The New York Times reports today that the Inter-American Commission on Human Rights, a part of the Organization of American States will reopen an inquiry into the massacre at El Mozote, El Salvador in 1981.
Recent efforts by lawyers in El Salvador to reopen the case, which was shelved in 2000, had repeatedly failed, even after a court ruling that year stripped protection under the national amnesty law from suspects in the most egregious human rights violations. "They say that we should put this behind us," said Rufina Amaya, the only resident of El Mozote known to have survived. "But we cannot forget what happened."
The evidence in the case comes from the work of an Argentine team of forensic anthropologists that completed its work in 2003. "What we found proved to be highly consistent with witness testimony of the incident," said Mercedes Doretti, a member of the forensic team.
She said 811 people were killed at El Mozote and surrounding hamlets. Most of the 271 bodies that the group exhumed were shot multiple times at close range, and 195 of them were children younger than 12, she said.
The massacre, carried out by soldiers of the US-trained Atlacatl Battalion, is one of the most notorious atrocities of the civil war in El Salvador.
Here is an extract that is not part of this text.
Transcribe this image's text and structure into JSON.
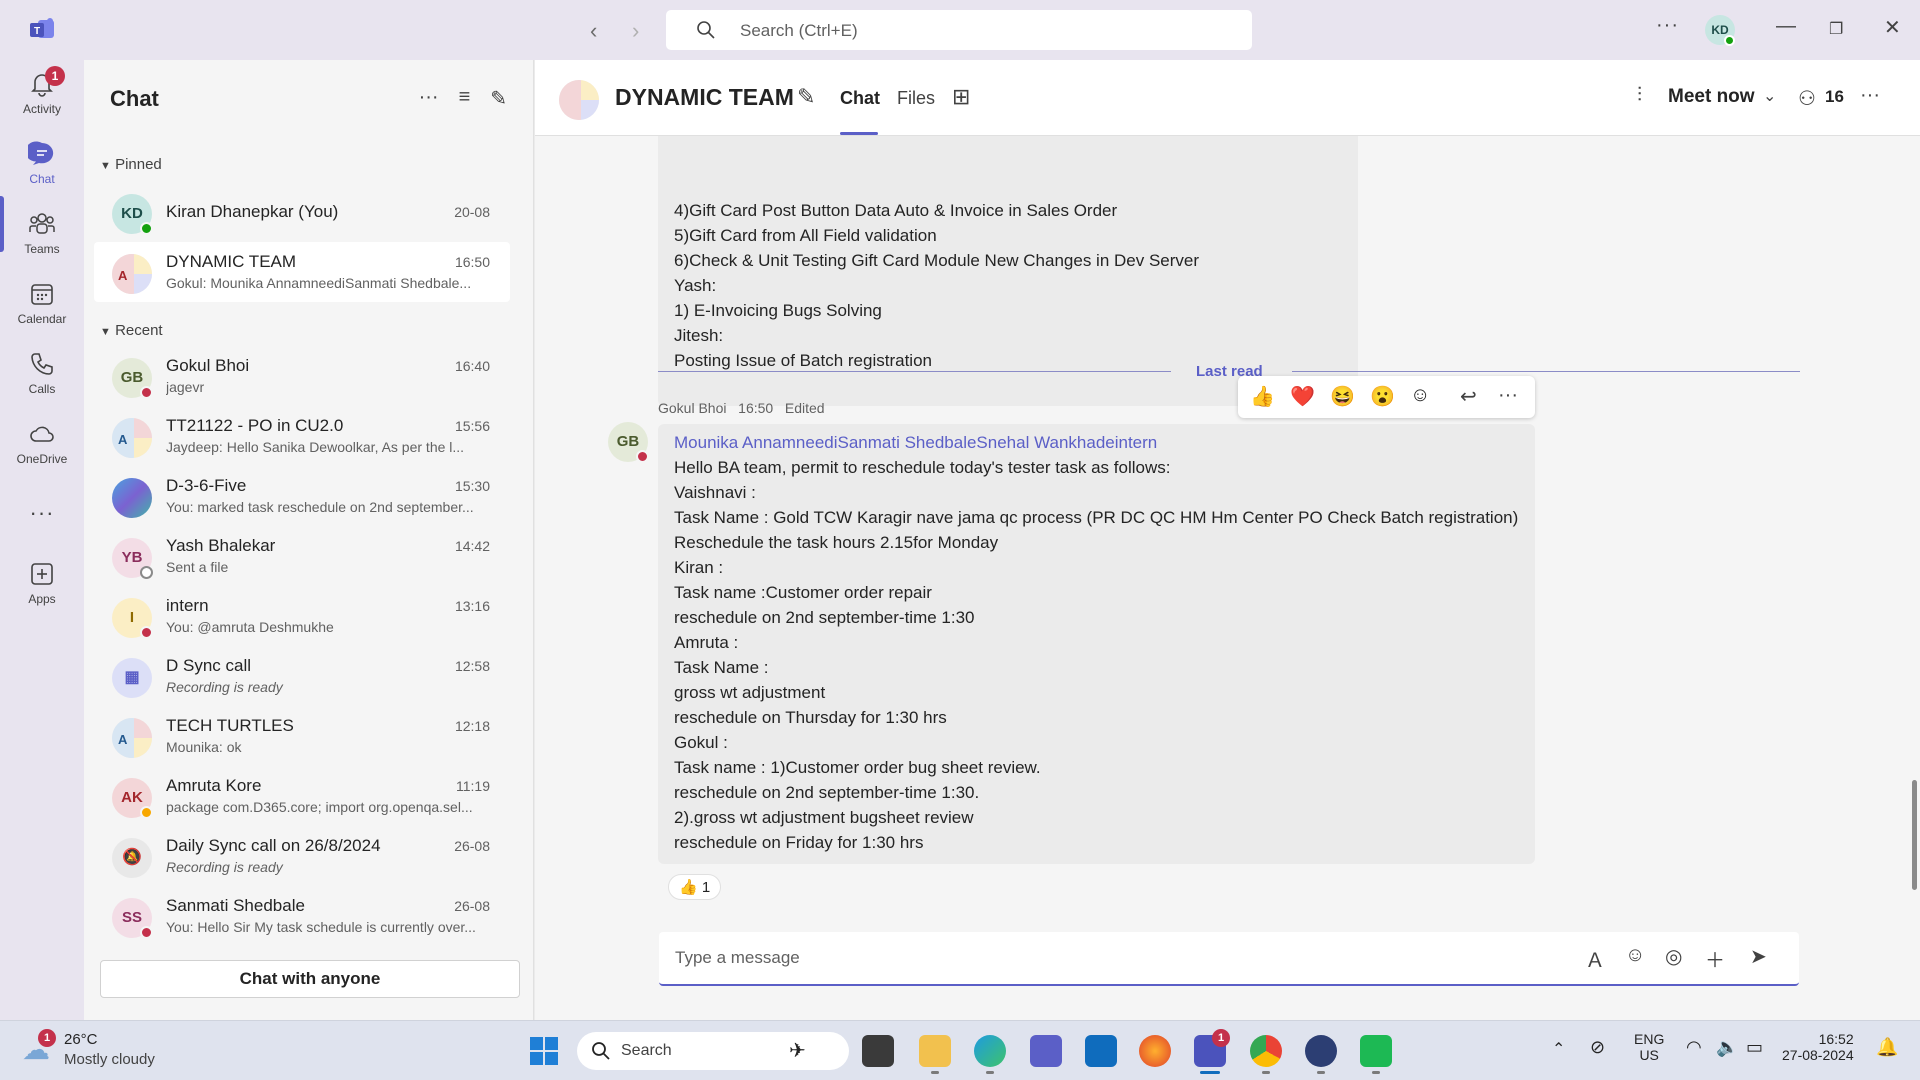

That no one has ever been held responsible for this crime against humanity is part of the continuing problems of impunity and lack of reconciliation in the country. For more information about the massacre, read the UN Truth Commission report or Mark Danner's book The Massacre at El Mozote.